Food portions are getting bigger, and the cause may be the eaters’ desire to convince others of their lofty social standing, according to a study by researchers at Northwestern University in Illinois and the French business school École des Hautes Études Commerciales de Paris, to be published in the Journal of Consumer Research.
For the study, researchers performed several experiments to learn why people of lower social status overeat despite the unhealthy consequences of doing so. In one experiment, participants at a café judged others who bought larger-sized coffees as being of higher status, even when all coffee sizes had the same price. In other experiments, participants who felt powerless chose larger-sized bagel pieces than others who didn’t—similarly, they drank larger smoothies when at a social event than when dining alone.

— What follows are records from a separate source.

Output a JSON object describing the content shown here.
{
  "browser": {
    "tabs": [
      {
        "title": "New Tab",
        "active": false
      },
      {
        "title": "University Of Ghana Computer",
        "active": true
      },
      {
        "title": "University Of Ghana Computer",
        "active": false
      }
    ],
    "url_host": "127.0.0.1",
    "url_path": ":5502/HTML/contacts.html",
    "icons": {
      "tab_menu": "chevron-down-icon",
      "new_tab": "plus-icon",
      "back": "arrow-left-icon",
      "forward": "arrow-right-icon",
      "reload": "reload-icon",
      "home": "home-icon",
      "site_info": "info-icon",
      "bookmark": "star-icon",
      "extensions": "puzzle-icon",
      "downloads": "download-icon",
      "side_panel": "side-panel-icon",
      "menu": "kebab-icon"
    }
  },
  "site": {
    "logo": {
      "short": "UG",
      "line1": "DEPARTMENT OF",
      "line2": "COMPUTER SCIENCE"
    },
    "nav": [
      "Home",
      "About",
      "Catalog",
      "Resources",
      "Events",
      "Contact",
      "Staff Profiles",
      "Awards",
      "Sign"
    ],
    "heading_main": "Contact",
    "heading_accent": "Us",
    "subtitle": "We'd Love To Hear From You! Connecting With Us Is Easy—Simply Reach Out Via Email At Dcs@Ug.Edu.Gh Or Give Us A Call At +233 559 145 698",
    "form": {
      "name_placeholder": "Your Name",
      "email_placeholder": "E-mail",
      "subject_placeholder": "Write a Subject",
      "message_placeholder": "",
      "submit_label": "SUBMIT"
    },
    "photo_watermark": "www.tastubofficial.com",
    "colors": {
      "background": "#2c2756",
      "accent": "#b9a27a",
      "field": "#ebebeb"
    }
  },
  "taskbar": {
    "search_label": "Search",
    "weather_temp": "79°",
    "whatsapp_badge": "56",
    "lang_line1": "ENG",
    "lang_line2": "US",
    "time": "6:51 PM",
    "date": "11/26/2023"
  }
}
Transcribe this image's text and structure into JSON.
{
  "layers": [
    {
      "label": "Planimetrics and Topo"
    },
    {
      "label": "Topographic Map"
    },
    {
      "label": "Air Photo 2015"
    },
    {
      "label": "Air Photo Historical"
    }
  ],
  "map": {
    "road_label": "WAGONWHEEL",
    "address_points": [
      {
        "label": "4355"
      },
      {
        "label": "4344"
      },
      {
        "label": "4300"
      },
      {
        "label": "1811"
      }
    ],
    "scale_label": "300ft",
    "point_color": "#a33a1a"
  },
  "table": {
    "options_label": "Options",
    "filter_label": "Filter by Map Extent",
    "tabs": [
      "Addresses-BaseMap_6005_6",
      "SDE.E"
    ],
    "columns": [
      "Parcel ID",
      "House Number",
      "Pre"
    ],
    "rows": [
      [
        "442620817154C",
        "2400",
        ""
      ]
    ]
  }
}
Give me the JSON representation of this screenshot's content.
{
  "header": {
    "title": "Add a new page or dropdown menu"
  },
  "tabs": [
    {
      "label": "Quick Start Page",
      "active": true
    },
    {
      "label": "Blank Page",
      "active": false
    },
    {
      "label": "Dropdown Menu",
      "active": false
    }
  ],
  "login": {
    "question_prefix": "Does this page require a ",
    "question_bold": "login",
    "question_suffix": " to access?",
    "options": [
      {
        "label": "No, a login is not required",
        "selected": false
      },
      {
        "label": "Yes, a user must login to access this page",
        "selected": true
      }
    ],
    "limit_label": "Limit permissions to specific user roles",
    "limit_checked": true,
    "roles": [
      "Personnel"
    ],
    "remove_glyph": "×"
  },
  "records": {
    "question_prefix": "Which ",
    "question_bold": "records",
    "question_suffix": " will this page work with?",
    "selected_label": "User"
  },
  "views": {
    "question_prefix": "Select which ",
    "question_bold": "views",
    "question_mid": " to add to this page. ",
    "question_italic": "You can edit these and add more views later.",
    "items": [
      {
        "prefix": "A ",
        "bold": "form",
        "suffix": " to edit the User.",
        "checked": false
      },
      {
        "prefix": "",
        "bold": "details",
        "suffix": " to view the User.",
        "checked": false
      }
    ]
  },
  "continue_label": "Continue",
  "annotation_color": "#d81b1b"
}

Study authors speculated that since Western culture associates bigger houses, cars and televisions with prosperity and high social status, people have come to make the same association with food.
What’s more, vulnerable consumers tend to pump up their status in order to compensate for their undesirable social standing and as a way to respond to daily threats, researchers explained. “This research further proposes that the tendency to use the size of food options within an assortment will be particularly strong among those consumers who feel powerless,” they added.
But the good news is the phenomenon can be manipulated in positive directions. For example, in one experiment, when researchers informed powerless-feeling participants that high-society events served smaller hors d’oeuvres, these folks picked out smaller portions of food with fewer calories.
Did you know that feeling more or less hunger can be a symptom of depression? Click here to read more.